What is required: In the records below, find the lines that include "quantity" and copy each.

(Supplied material begins)

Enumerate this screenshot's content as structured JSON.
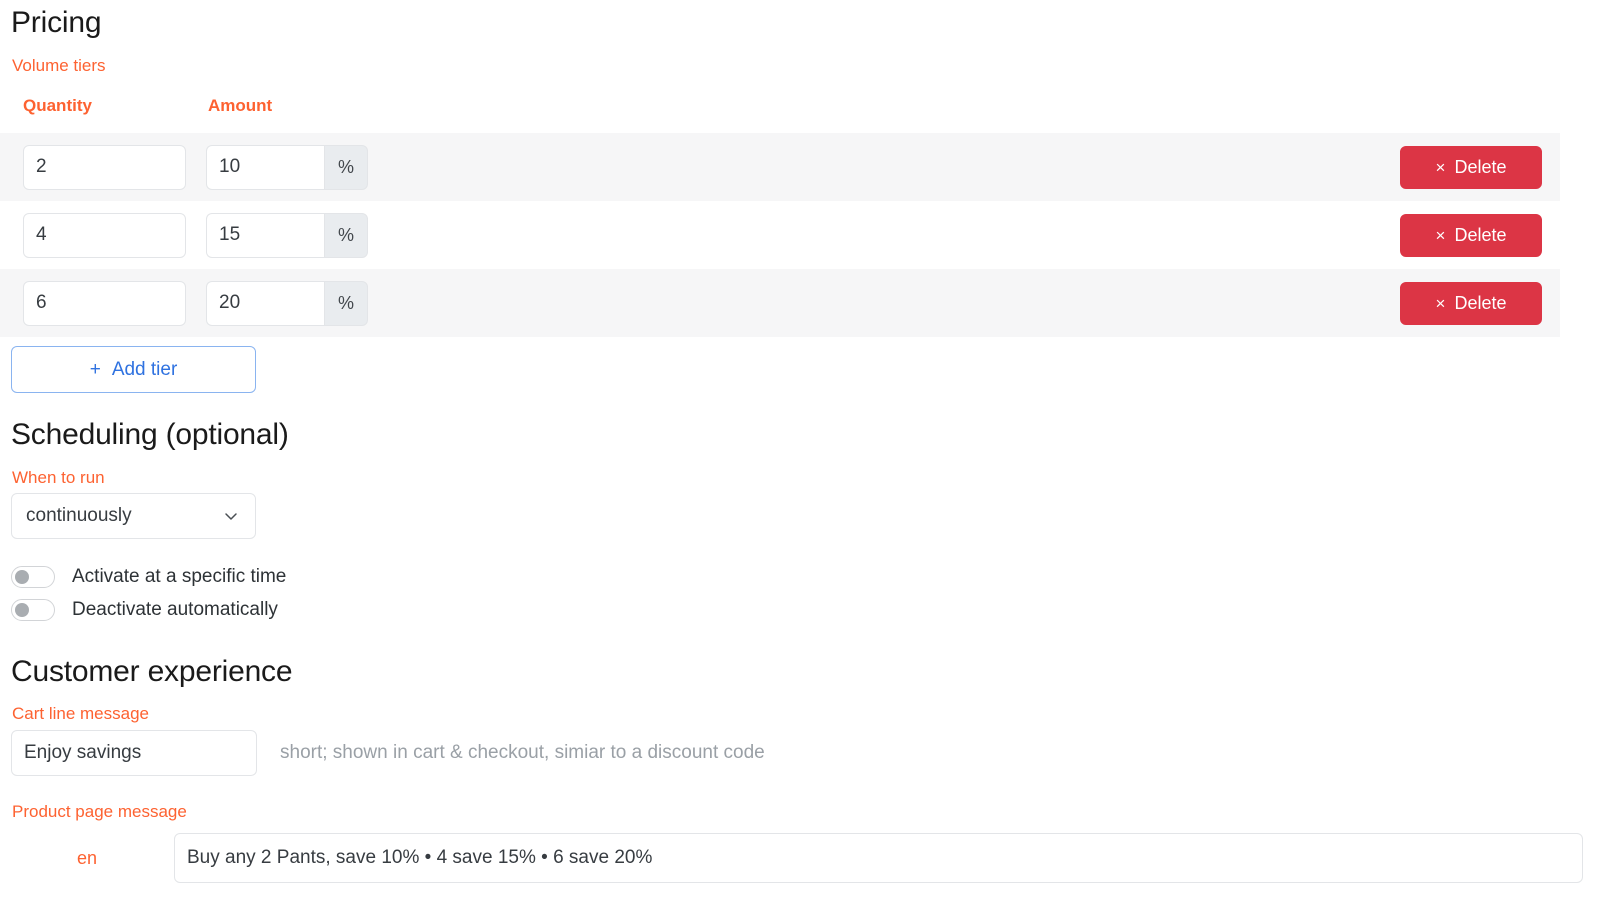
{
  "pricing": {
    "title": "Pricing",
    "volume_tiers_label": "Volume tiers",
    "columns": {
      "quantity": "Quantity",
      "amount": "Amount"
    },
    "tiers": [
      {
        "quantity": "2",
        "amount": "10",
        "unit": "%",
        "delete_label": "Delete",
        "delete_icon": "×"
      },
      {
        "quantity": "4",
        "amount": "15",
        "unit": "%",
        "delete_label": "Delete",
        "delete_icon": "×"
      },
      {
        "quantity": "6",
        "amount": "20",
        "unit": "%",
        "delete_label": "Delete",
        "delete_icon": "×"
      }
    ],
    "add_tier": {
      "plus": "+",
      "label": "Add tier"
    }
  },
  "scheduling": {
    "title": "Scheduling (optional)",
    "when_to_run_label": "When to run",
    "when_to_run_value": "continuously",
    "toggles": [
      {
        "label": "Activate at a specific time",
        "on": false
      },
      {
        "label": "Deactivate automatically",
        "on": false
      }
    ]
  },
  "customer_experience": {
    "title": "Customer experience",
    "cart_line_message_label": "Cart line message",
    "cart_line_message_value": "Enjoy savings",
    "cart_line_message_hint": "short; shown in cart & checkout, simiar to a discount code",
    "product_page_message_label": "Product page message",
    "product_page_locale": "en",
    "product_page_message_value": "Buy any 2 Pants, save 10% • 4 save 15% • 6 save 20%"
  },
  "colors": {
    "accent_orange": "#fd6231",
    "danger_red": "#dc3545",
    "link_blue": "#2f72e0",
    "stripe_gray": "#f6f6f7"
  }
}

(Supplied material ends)

Result of the exercise:
      "quantity": "Quantity",
        "quantity": "2",
        "quantity": "4",
        "quantity": "6",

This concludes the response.